Data entries
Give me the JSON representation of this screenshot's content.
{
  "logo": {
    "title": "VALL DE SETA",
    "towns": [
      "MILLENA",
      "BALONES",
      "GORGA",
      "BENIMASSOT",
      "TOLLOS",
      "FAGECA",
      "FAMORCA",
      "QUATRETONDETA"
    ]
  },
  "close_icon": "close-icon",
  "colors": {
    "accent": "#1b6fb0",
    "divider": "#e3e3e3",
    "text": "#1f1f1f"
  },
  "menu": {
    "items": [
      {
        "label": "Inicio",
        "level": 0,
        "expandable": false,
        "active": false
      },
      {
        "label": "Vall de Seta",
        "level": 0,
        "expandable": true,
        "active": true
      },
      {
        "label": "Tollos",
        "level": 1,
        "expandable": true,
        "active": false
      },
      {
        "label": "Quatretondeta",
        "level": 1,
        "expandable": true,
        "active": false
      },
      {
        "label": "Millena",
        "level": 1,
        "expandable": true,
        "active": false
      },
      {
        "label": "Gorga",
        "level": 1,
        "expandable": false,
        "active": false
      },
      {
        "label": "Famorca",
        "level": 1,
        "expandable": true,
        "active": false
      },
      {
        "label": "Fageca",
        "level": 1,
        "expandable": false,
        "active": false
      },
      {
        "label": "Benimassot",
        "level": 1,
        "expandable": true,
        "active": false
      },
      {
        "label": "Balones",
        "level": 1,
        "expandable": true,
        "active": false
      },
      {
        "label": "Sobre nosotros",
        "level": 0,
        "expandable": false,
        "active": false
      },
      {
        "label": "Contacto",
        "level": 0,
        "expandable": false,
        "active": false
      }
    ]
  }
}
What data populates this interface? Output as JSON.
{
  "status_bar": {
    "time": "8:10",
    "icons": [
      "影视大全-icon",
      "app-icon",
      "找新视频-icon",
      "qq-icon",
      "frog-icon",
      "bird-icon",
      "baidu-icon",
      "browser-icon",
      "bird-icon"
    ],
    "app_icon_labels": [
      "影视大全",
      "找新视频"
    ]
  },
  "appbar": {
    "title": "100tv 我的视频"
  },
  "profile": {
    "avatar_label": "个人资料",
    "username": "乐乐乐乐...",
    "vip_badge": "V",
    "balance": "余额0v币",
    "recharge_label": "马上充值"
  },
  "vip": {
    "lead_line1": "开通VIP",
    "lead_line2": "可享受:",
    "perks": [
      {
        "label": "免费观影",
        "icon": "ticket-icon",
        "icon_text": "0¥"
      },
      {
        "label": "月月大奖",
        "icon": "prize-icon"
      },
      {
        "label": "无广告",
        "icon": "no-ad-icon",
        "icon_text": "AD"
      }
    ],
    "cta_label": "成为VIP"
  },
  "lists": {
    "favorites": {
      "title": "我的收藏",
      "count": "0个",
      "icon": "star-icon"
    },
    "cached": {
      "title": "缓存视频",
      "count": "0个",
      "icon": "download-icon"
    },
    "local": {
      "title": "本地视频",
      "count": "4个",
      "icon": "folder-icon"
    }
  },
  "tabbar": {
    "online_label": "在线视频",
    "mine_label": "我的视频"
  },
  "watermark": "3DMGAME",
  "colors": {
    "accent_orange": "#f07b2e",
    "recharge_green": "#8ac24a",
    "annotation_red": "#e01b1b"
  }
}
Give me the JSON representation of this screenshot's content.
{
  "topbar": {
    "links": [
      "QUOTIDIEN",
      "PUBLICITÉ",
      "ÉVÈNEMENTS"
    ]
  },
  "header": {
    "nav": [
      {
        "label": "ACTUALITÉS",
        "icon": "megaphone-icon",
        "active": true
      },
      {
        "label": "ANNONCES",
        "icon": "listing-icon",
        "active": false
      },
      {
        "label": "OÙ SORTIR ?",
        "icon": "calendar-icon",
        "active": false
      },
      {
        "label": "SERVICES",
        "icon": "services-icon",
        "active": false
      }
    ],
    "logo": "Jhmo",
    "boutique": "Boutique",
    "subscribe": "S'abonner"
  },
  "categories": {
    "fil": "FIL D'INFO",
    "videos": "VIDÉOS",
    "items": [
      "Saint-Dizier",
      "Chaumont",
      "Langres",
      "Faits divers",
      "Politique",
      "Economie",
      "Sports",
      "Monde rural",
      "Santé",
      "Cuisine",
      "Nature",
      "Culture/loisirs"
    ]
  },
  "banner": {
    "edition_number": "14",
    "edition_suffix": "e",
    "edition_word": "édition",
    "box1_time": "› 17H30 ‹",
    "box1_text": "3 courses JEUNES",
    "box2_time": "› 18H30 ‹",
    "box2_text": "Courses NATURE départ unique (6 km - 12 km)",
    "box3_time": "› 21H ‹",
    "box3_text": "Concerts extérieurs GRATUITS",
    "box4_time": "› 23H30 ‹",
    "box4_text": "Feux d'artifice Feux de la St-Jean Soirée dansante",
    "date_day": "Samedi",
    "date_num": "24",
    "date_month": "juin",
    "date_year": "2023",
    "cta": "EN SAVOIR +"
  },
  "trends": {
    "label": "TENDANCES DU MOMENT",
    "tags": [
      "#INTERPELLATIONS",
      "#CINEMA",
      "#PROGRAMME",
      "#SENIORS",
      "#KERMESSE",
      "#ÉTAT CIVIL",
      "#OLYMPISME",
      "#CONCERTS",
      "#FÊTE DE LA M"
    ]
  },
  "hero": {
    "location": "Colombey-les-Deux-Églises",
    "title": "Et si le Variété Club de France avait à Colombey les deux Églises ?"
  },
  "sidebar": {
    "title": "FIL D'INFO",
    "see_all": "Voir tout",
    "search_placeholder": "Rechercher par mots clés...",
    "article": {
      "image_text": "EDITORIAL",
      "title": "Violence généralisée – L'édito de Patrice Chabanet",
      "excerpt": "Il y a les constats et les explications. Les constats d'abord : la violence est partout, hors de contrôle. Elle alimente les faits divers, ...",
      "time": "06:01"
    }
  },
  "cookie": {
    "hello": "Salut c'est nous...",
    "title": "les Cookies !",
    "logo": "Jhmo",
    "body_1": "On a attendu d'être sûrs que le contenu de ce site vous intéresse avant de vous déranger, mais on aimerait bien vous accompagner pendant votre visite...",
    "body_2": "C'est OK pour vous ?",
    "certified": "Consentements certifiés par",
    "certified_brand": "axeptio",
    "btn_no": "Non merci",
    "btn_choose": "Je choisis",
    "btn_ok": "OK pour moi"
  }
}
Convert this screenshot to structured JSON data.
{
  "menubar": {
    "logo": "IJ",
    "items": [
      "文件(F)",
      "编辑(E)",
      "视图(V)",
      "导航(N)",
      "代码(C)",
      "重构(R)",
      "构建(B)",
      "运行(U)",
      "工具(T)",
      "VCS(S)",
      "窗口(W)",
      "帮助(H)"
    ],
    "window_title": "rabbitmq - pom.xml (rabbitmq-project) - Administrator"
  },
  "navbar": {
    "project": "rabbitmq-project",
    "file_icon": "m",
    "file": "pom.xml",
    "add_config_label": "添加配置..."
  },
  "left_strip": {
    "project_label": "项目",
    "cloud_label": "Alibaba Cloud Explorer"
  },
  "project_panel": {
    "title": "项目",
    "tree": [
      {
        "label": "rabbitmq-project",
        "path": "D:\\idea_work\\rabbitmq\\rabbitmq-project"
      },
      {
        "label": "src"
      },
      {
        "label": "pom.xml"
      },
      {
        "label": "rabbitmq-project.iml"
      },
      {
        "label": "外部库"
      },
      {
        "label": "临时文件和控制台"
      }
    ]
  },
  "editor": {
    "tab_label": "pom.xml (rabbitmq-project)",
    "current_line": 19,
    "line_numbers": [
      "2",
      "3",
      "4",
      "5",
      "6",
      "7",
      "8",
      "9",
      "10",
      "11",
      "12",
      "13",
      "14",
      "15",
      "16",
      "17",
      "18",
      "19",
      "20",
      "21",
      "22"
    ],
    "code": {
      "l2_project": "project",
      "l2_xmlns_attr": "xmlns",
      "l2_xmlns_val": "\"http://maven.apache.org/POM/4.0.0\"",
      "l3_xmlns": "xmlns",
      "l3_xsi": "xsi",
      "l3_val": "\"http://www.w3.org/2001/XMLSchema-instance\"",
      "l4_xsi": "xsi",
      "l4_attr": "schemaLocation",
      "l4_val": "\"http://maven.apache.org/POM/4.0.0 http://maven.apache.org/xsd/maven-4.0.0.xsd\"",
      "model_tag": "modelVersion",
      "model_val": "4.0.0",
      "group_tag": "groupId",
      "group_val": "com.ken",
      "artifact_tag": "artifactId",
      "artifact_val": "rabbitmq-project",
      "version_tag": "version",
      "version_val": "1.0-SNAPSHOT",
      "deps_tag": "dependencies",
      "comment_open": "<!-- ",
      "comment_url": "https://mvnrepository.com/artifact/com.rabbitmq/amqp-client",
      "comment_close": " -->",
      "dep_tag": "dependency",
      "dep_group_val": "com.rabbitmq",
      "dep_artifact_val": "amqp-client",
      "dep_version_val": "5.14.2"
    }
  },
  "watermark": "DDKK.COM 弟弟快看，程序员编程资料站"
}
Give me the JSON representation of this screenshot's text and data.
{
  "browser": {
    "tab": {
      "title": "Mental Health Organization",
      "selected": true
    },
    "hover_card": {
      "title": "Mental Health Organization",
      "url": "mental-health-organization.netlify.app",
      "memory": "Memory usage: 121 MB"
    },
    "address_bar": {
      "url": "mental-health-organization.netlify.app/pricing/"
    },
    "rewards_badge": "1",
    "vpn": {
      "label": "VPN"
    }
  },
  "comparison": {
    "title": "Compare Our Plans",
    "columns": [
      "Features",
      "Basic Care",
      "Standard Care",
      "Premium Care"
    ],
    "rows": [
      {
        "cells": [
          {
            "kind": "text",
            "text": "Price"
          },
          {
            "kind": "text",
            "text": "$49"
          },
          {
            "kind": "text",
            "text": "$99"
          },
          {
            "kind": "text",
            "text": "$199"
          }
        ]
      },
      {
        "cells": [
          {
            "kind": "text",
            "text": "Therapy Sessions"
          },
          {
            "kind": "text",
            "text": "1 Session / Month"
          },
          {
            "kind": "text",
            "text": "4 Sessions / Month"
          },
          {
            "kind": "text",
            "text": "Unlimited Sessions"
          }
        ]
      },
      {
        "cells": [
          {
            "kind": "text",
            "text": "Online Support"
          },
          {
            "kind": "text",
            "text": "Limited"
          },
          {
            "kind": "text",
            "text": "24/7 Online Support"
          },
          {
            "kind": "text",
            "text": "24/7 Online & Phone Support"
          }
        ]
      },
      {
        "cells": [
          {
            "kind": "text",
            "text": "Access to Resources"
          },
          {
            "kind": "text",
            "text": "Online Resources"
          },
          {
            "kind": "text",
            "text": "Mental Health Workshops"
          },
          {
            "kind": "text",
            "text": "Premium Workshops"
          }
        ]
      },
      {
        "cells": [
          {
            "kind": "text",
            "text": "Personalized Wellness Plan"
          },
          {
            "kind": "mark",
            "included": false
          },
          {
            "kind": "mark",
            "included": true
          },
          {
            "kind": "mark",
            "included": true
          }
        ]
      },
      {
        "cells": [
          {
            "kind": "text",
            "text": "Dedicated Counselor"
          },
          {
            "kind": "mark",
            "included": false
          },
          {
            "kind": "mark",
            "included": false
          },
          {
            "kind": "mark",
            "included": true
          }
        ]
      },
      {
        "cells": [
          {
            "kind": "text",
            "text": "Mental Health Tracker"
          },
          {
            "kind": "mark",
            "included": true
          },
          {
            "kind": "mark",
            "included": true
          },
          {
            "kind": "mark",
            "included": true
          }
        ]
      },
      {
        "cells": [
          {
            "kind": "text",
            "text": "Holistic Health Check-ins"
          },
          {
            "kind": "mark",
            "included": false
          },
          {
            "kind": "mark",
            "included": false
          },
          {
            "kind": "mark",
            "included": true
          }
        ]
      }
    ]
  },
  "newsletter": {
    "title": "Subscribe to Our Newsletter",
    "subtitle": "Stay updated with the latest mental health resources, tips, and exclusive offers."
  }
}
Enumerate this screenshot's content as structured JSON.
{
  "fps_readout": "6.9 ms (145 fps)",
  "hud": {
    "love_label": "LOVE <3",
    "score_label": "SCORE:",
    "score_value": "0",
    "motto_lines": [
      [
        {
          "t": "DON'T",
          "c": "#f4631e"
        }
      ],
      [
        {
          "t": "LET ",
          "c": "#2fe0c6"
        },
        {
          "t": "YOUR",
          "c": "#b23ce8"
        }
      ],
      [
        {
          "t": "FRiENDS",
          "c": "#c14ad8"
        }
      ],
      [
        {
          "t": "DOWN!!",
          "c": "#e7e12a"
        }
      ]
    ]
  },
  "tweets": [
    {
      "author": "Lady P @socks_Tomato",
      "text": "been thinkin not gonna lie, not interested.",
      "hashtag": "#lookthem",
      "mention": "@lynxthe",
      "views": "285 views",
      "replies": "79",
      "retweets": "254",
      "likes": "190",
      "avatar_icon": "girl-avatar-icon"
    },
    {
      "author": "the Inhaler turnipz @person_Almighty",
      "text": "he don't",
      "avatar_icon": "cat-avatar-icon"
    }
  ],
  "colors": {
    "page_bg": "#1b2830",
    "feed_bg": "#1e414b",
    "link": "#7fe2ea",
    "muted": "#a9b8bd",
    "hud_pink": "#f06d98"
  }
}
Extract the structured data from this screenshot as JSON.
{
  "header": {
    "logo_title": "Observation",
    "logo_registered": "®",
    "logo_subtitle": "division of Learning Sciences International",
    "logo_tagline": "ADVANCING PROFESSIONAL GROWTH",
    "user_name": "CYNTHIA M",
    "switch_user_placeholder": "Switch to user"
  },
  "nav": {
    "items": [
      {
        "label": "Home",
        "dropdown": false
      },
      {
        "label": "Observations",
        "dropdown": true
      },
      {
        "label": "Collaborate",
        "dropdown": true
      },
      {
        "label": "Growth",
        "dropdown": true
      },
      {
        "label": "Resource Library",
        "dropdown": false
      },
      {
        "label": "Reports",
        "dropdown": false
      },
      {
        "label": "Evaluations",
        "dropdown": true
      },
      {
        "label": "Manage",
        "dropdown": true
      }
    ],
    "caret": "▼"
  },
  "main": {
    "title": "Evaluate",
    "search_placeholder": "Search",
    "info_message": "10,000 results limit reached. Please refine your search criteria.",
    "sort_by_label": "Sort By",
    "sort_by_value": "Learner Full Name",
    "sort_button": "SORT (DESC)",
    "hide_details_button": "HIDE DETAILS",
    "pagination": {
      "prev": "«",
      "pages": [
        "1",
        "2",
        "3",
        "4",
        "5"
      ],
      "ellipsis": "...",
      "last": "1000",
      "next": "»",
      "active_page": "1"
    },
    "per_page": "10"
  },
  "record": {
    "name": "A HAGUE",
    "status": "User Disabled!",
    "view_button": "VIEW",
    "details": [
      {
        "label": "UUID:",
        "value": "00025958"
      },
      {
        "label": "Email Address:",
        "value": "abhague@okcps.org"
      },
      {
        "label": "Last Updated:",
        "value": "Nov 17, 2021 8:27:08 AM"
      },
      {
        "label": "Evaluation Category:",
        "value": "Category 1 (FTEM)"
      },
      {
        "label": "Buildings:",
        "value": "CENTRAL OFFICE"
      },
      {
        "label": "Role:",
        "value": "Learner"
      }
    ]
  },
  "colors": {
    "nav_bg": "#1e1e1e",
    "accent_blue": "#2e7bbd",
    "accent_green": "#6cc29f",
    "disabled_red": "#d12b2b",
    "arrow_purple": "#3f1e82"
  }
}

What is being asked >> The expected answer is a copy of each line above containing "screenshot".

Result for this exercise >>
Give me the JSON representation of this screenshot's content.
Give me the JSON representation of this screenshot's content.
Convert this screenshot to structured JSON data.
Give me the JSON representation of this screenshot's text and data.
Enumerate this screenshot's content as structured JSON.
Extract the structured data from this screenshot as JSON.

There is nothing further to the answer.